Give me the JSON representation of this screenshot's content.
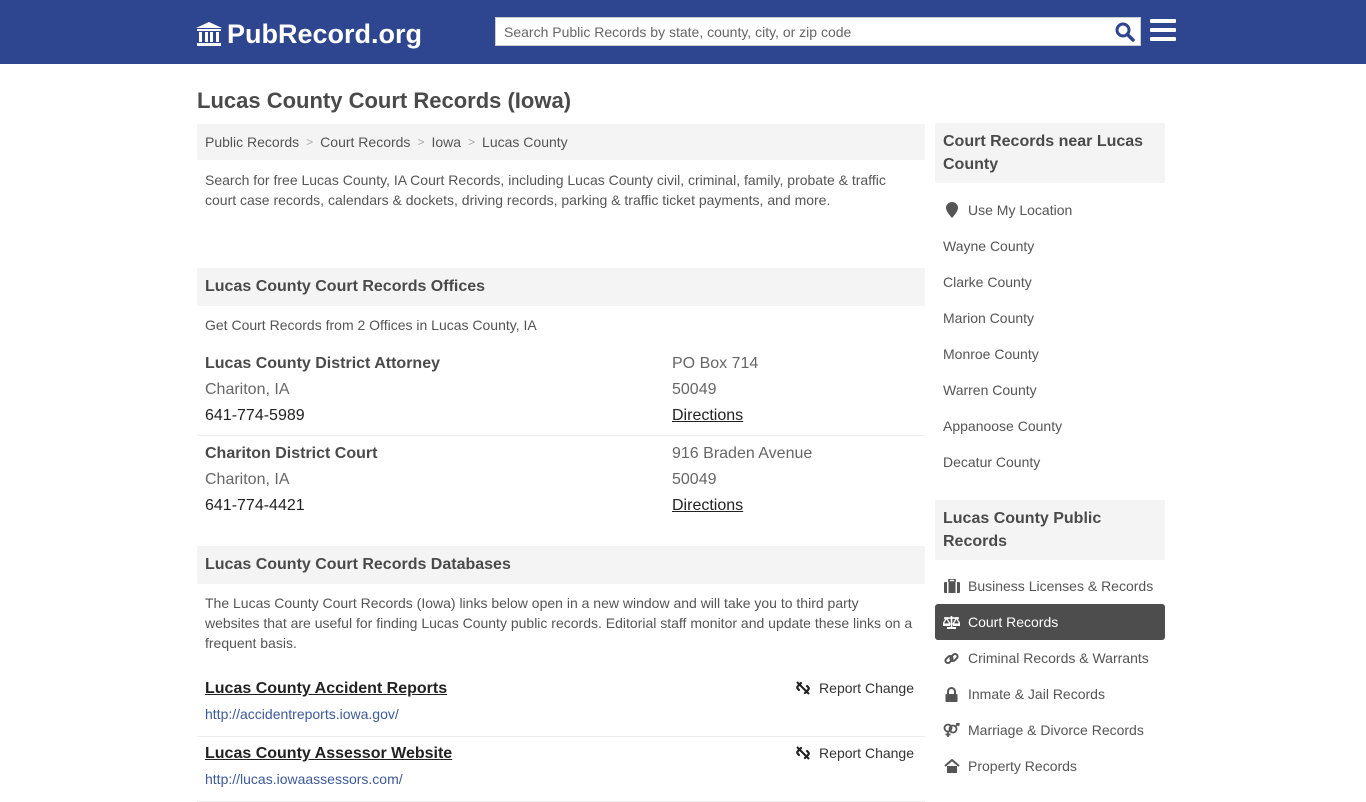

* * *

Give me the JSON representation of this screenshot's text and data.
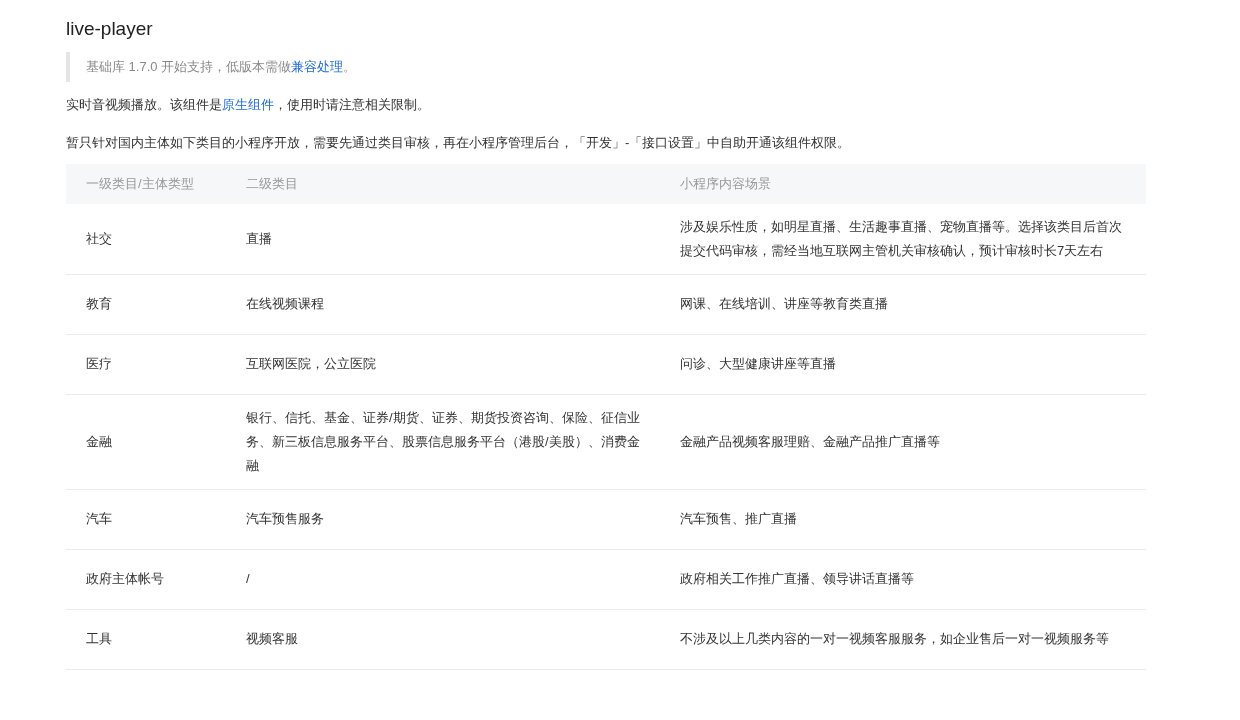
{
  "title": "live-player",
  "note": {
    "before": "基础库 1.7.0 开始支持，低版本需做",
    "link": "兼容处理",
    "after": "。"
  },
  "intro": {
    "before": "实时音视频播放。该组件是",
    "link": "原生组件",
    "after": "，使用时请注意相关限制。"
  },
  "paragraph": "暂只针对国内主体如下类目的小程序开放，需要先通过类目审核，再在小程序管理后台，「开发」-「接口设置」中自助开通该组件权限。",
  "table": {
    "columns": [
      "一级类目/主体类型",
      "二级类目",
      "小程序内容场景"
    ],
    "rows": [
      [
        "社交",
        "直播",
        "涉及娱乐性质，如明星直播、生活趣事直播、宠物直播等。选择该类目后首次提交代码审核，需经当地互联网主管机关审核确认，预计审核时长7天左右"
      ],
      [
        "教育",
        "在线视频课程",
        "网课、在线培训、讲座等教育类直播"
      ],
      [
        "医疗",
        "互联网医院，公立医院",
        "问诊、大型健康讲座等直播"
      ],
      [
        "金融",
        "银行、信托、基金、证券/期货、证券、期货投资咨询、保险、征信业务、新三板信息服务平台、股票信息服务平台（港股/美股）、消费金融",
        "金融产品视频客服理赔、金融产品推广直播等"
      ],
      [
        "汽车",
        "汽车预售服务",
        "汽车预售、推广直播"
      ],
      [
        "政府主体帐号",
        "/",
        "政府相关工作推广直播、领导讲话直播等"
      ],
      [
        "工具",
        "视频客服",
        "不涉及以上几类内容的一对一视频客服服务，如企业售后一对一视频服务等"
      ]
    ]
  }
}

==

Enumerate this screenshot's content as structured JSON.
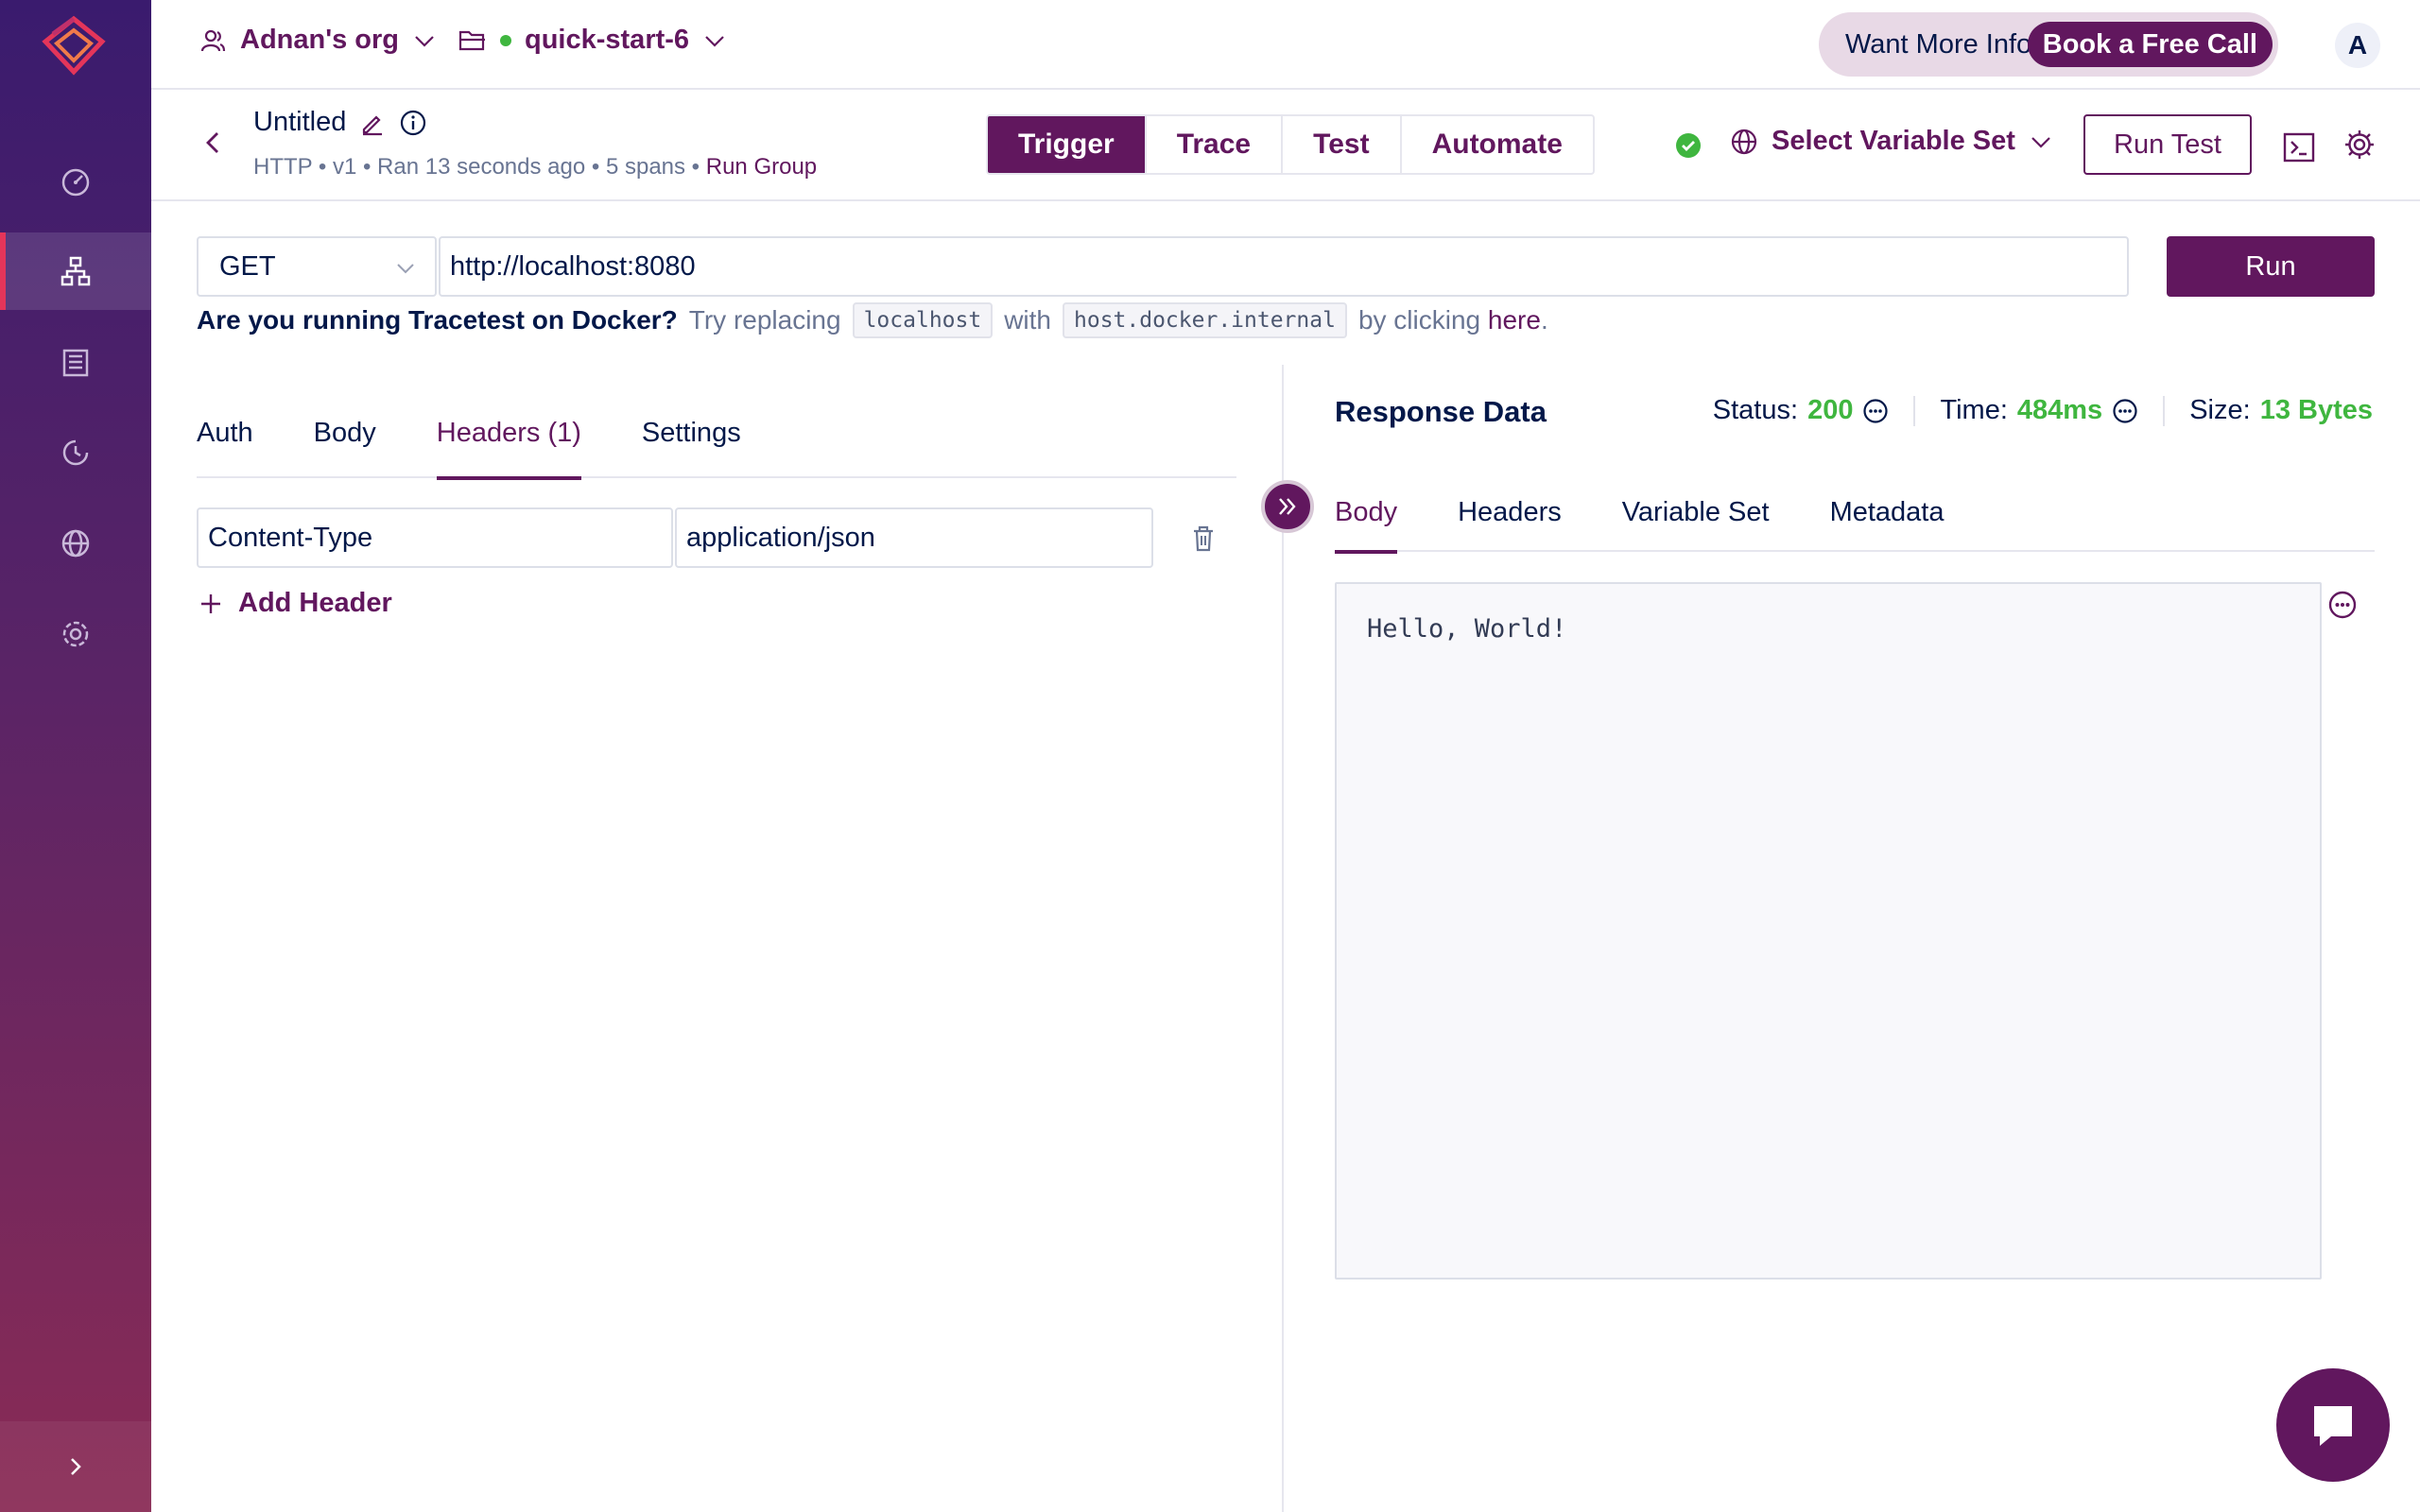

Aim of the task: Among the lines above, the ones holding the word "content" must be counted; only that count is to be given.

Result for this exercise: 2